Until recently, accessibility was considered a “nice to have” element in terms of digital presence and communications for most enterprises. But with European Union Directive and the Department of Justice’s recent assertion that websites (or outbound communications and other digital experiences) fall under “public places of accommodation” in the Americans with Disabilities Act (ADA) Title III, certain accessibility standards are now required. While specific requirements vary by country, the most recent Web Content Accessibility Guidelines (WCAG), which are the international standard for accessibility, focus on four principles: perceivability, operability, understandability and robustness. WCAG also lays out three levels of conformity with most organizations striving for the middle, Level AA. Failure to meet WCAG standards can lead to costly litigation – not to mention loss of reputation.
Making websites and communications accessible helps enterprises reach a wider audience and also builds trust, because consumers today care about doing business with ethical companies. Digital forms and other customer communications should also meet accessibility standards. Some accessibility requirements are fairly straightforward — for example, including alt text on all images and transcribing audio files. But incorporating accessibility into the entire digital ecosystem at the enterprise level is complex. Updating things like font size and color, background color contrast, and screen reader accessibility require a sophisticated approach. Relying on outdated systems or manual updates runs the risk of error, costly fines and litigation. Modern solutions allow enterprises greater visibility into and control over digital assets at scale.
Reducing Risk for Highly Regulated Industries
For the most closely regulated industries and the public sector, the risks of failure to comply are costly. Healthcare organizations can face minimum penalties ranging from $100 to $50,000 per HIPAA violation, with a maximum of $1.8M for top tier violations. Failure to meet Service Organization Control (SOC) 1 and 2 requirements relating to data confidentiality can result in total lack of public trust. For businesses operating in the cloud, SOC 2 compliance has become table stakes. Similarly, the international standard for managing information security, ISO/IEC 27001, brings hefty fines for failure to comply. In the U.S., the SEC has leveled huge fines on asset managers who failed to deliver Customer Relationship Summary forms to clients, part of the Reg BI standards that call for brokers to act in their clients’ best interest. For this reason, prioritizing compliance has become a strategic imperative across the healthcare, insurance and banking industries.

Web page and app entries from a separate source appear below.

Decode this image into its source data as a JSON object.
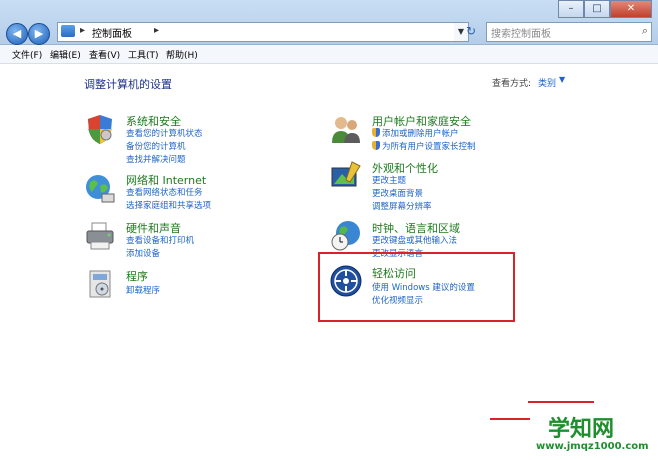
{
  "address": {
    "path": "控制面板",
    "separator": "▸"
  },
  "search": {
    "placeholder": "搜索控制面板"
  },
  "menu": [
    "文件(F)",
    "编辑(E)",
    "查看(V)",
    "工具(T)",
    "帮助(H)"
  ],
  "page_title": "调整计算机的设置",
  "view_by": {
    "label": "查看方式:",
    "value": "类别"
  },
  "categories": [
    {
      "title": "系统和安全",
      "links": [
        "查看您的计算机状态",
        "备份您的计算机",
        "查找并解决问题"
      ]
    },
    {
      "title": "网络和 Internet",
      "links": [
        "查看网络状态和任务",
        "选择家庭组和共享选项"
      ]
    },
    {
      "title": "硬件和声音",
      "links": [
        "查看设备和打印机",
        "添加设备"
      ]
    },
    {
      "title": "程序",
      "links": [
        "卸载程序"
      ]
    },
    {
      "title": "用户帐户和家庭安全",
      "links": [
        "添加或删除用户帐户",
        "为所有用户设置家长控制"
      ]
    },
    {
      "title": "外观和个性化",
      "links": [
        "更改主题",
        "更改桌面背景",
        "调整屏幕分辨率"
      ]
    },
    {
      "title": "时钟、语言和区域",
      "links": [
        "更改键盘或其他输入法",
        "更改显示语言"
      ]
    },
    {
      "title": "轻松访问",
      "links": [
        "使用 Windows 建议的设置",
        "优化视频显示"
      ]
    }
  ],
  "watermark": {
    "logo": "学知网",
    "url": "www.jmqz1000.com"
  },
  "colors": {
    "accent_link": "#1e64c8",
    "category_title": "#1e7a1e",
    "highlight": "#d8232a"
  }
}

Protecting customer data and reducing errors are also critical to safeguarding a company’s reputation and should be at the core of any enterprise’s risk management and compliance efforts. Failing to show good faith in securing data or making content accessible can reduce an enterprise’s competitive edge and likely lead to revenue loss as well. Moving to the cloud gives organizations the visibility and agility that’s needed to maintain compliance and minimize risk, without driving up costs. Rather than manually searching forms and communications one-by-one to find what needs to be updated, modern-architected solutions compartmentalize the building blocks of communications into component parts. This creates a seamless process for searching entire communications libraries for language fragments that are used across communications and make instant updates across the board. Even things like font size and color can be updated centrally, making it easy to keep up with changing regulatory requirements.

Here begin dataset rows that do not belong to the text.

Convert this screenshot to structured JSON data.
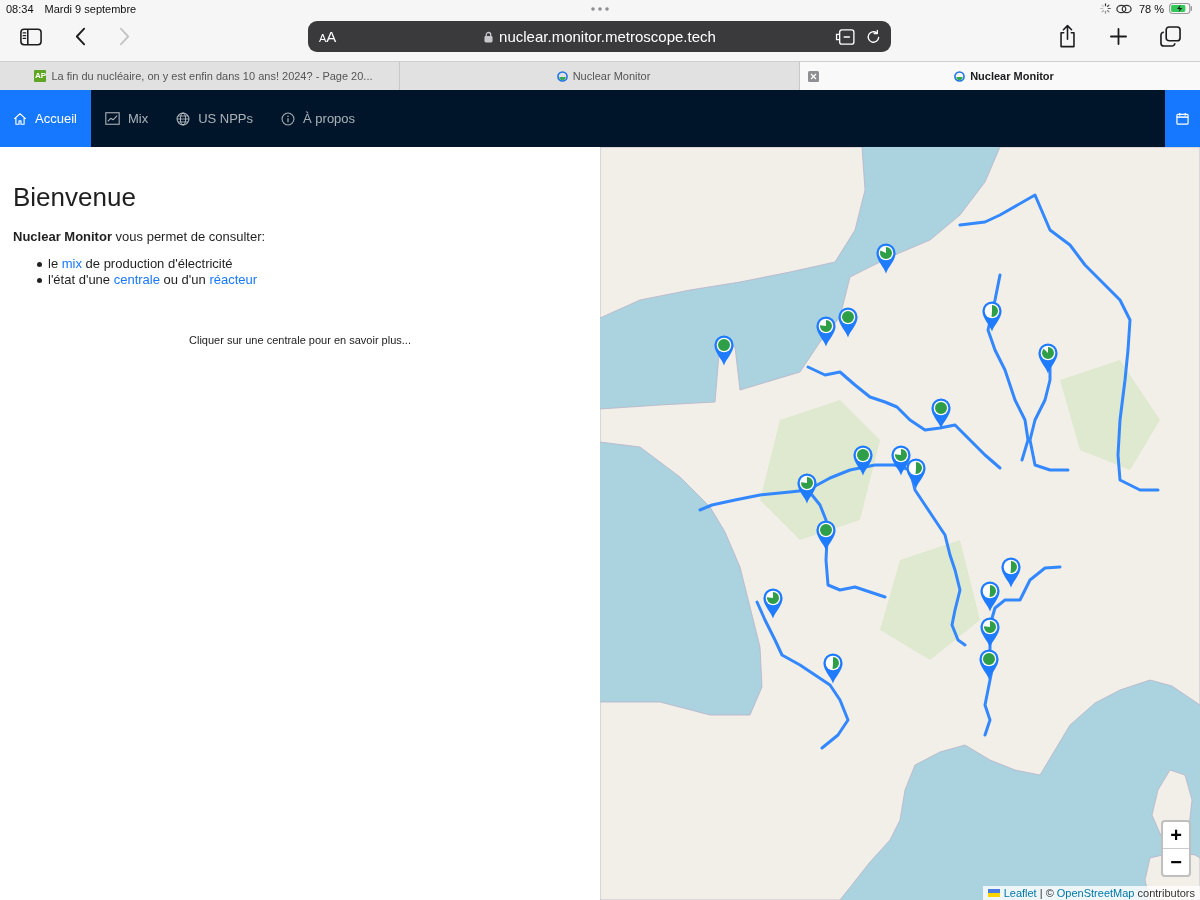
{
  "status_bar": {
    "time": "08:34",
    "date": "Mardi 9 septembre",
    "battery": "78 %"
  },
  "browser": {
    "back_disabled": false,
    "forward_disabled": true,
    "format_button": "AA",
    "url": "nuclear.monitor.metroscope.tech"
  },
  "tabs": [
    {
      "favicon_text": "AP",
      "title": "La fin du nucléaire, on y est enfin dans 10 ans! 2024? - Page 20...",
      "selected": false
    },
    {
      "title": "Nuclear Monitor",
      "selected": false
    },
    {
      "title": "Nuclear Monitor",
      "selected": true
    }
  ],
  "nav": {
    "items": [
      {
        "label": "Accueil",
        "selected": true
      },
      {
        "label": "Mix",
        "selected": false
      },
      {
        "label": "US NPPs",
        "selected": false
      },
      {
        "label": "À propos",
        "selected": false
      }
    ]
  },
  "welcome": {
    "title": "Bienvenue",
    "intro": "**Nuclear Monitor** vous permet de consulter:",
    "bullets": [
      {
        "parts": [
          {
            "kind": "text",
            "text": "le "
          },
          {
            "kind": "link",
            "text": "mix"
          },
          {
            "kind": "text",
            "text": " de production d'électricité"
          }
        ]
      },
      {
        "parts": [
          {
            "kind": "text",
            "text": "l'état d'une "
          },
          {
            "kind": "link",
            "text": "centrale"
          },
          {
            "kind": "text",
            "text": " ou d'un "
          },
          {
            "kind": "link",
            "text": "réacteur"
          }
        ]
      }
    ],
    "hint": "Cliquer sur une centrale pour en savoir plus..."
  },
  "map": {
    "markers": [
      {
        "level": 0.8
      },
      {
        "level": 0.75
      },
      {
        "level": 1
      },
      {
        "level": 1
      },
      {
        "level": 0.5
      },
      {
        "level": 0.85
      },
      {
        "level": 1
      },
      {
        "level": 1
      },
      {
        "level": 0.75
      },
      {
        "level": 0.5
      },
      {
        "level": 0.75
      },
      {
        "level": 1
      },
      {
        "level": 0.75
      },
      {
        "level": 0.5
      },
      {
        "level": 0.5
      },
      {
        "level": 0.5
      },
      {
        "level": 0.75
      },
      {
        "level": 1
      }
    ],
    "zoom_in": "+",
    "zoom_out": "−",
    "attribution": [
      {
        "kind": "link",
        "text": "Leaflet"
      },
      {
        "kind": "text",
        "text": " | © "
      },
      {
        "kind": "link",
        "text": "OpenStreetMap"
      },
      {
        "kind": "text",
        "text": " contributors"
      }
    ]
  }
}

Choose the Right Solution Partner to Enhance Compliance and Regulatory Risk Management Capabilities
Choosing the right cloud solution provider can help enterprises greatly reduce oversight-related risks by simplifying, and in some cases automating, compliance. Choosing a vendor-hosted SaaS solution with an established data security framework and built-in safeguards can help enterprises meet privacy requirements, prevent breaches and automate reporting. A cloud-based solution also provides deep visibility into nuanced vertical requirements and the agility to quickly update language, formatting and other content when regulations change—which they always do.